[[ Given records, beginning ]]

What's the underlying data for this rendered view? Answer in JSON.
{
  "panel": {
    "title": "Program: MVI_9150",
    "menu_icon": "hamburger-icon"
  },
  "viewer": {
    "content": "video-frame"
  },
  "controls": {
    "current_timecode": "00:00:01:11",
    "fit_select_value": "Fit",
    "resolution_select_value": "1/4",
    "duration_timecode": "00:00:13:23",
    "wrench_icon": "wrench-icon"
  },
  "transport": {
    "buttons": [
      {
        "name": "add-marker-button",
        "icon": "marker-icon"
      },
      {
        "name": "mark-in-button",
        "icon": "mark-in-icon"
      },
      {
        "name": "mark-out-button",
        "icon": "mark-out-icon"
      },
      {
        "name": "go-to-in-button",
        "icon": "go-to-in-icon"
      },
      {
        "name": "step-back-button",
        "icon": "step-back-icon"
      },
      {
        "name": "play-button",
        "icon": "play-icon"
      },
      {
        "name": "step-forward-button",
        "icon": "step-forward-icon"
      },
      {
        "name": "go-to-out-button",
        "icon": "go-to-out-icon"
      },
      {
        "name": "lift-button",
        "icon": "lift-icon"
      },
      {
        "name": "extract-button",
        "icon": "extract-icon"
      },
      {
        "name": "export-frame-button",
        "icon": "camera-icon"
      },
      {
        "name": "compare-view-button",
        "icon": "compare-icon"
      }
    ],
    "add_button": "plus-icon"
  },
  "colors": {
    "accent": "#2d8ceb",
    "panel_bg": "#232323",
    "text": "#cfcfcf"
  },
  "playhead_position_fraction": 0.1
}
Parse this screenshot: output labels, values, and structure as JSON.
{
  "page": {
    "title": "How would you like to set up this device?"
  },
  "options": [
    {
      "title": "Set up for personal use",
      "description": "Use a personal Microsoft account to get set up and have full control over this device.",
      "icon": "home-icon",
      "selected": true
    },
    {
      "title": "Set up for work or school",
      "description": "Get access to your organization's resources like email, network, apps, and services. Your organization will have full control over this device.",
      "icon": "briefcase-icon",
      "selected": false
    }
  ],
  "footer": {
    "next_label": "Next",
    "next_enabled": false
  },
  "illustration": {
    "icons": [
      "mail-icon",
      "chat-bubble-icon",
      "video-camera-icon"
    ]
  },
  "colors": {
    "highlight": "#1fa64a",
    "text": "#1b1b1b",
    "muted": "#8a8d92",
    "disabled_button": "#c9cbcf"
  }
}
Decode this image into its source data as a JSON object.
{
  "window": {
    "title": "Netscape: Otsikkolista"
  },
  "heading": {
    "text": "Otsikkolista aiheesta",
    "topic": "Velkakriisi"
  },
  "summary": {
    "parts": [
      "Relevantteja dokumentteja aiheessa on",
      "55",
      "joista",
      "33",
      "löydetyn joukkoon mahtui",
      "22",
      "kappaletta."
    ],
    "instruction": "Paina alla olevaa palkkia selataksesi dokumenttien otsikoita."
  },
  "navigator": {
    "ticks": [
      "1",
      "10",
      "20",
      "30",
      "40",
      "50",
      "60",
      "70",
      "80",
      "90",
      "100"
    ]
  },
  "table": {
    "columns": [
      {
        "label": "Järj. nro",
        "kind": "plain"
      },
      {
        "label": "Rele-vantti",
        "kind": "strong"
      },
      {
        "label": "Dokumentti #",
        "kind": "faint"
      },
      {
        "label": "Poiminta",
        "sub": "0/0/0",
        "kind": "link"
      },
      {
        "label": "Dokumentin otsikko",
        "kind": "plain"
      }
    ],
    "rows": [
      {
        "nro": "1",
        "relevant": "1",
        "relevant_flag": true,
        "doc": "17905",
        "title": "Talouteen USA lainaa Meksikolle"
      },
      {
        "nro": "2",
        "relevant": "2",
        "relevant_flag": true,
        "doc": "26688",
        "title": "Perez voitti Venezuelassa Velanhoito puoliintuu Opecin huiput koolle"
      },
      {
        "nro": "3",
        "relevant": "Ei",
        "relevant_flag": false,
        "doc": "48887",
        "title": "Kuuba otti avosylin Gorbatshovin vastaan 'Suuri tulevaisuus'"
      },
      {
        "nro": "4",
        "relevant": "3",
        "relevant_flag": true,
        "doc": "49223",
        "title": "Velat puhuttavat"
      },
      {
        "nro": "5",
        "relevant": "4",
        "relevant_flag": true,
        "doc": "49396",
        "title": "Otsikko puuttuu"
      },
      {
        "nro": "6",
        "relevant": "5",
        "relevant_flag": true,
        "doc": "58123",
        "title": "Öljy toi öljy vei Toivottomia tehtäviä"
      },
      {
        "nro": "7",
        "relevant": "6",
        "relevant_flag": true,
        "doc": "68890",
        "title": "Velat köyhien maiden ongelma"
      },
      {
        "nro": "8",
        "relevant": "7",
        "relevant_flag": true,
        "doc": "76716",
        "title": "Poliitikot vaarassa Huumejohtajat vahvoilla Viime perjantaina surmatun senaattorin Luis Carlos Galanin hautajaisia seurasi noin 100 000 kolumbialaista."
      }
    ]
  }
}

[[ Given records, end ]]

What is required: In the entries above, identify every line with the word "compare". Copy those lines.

Output of the exercise:
        "name": "compare-view-button",
        "icon": "compare-icon"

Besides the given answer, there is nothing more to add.